| Activity |
Your response should match the records line for line.

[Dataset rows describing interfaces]
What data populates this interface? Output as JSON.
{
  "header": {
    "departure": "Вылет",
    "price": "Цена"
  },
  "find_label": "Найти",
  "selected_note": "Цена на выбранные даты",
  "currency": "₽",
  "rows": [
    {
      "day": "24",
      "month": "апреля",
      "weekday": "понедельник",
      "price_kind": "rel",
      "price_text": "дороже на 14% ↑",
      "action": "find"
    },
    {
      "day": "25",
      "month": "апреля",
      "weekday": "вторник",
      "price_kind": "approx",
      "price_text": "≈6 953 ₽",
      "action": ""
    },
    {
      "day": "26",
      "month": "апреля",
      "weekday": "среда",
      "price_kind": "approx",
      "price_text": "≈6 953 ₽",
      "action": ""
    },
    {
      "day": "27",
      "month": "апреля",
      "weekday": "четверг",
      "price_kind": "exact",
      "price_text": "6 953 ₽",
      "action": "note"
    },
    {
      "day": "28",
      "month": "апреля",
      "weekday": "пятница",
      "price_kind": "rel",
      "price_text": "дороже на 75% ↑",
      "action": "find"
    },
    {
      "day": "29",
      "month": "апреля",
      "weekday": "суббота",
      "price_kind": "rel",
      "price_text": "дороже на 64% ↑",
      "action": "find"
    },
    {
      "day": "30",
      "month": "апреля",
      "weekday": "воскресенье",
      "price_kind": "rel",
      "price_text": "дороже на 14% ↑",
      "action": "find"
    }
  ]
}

| Reply |
What data populates this interface? Output as JSON.
{
  "header": {
    "departure": "Вылет",
    "price": "Цена"
  },
  "find_label": "Найти",
  "selected_note": "Цена на выбранные даты",
  "currency": "₽",
  "rows": [
    {
      "day": "24",
      "month": "апреля",
      "weekday": "понедельник",
      "price_kind": "rel",
      "price_text": "дороже на 14% ↑",
      "action": "find"
    },
    {
      "day": "25",
      "month": "апреля",
      "weekday": "вторник",
      "price_kind": "approx",
      "price_text": "≈6 953 ₽",
      "action": ""
    },
    {
      "day": "26",
      "month": "апреля",
      "weekday": "среда",
      "price_kind": "approx",
      "price_text": "≈6 953 ₽",
      "action": ""
    },
    {
      "day": "27",
      "month": "апреля",
      "weekday": "четверг",
      "price_kind": "exact",
      "price_text": "6 953 ₽",
      "action": "note"
    },
    {
      "day": "28",
      "month": "апреля",
      "weekday": "пятница",
      "price_kind": "rel",
      "price_text": "дороже на 75% ↑",
      "action": "find"
    },
    {
      "day": "29",
      "month": "апреля",
      "weekday": "суббота",
      "price_kind": "rel",
      "price_text": "дороже на 64% ↑",
      "action": "find"
    },
    {
      "day": "30",
      "month": "апреля",
      "weekday": "воскресенье",
      "price_kind": "rel",
      "price_text": "дороже на 14% ↑",
      "action": "find"
    }
  ]
}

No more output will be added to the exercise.